▶ _Given data_
Start of Block

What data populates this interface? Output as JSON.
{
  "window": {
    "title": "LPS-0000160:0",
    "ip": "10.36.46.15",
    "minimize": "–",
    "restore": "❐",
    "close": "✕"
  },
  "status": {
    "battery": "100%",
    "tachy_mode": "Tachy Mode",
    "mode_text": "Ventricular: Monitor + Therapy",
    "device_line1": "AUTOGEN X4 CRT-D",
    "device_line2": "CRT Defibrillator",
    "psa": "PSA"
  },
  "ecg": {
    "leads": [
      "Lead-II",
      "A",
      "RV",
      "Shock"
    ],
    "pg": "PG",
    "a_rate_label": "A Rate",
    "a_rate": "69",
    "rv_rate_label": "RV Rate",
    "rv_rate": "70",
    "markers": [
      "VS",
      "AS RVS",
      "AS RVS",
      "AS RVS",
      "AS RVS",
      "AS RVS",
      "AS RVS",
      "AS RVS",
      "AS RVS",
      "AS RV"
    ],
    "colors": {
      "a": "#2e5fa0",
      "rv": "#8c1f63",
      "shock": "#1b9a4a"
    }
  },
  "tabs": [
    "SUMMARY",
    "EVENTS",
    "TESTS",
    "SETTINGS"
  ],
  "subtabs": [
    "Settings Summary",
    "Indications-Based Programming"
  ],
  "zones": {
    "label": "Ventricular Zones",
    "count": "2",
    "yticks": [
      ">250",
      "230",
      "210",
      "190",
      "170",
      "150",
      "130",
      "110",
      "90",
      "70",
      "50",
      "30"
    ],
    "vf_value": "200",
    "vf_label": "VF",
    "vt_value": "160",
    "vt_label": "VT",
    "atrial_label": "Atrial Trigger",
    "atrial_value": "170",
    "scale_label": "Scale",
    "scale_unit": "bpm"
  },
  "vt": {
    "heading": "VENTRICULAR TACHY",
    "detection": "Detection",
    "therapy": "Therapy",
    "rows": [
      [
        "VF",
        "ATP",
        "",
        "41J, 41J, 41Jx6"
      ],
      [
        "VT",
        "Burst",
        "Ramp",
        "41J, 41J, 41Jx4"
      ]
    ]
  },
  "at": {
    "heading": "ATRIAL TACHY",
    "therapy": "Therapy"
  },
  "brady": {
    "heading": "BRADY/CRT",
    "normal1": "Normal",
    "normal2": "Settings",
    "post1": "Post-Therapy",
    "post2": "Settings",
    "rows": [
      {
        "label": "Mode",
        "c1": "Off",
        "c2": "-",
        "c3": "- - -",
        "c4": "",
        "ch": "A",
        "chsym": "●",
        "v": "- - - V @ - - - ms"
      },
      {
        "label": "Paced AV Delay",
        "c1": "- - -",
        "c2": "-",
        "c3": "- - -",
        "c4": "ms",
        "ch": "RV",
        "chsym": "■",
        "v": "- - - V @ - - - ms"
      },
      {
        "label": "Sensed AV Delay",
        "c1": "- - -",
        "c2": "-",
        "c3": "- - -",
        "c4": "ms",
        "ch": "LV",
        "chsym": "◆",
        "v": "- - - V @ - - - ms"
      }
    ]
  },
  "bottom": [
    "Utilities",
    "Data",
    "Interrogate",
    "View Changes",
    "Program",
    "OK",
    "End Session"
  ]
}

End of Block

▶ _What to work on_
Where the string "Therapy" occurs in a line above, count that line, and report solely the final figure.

▶ _Answer section_
4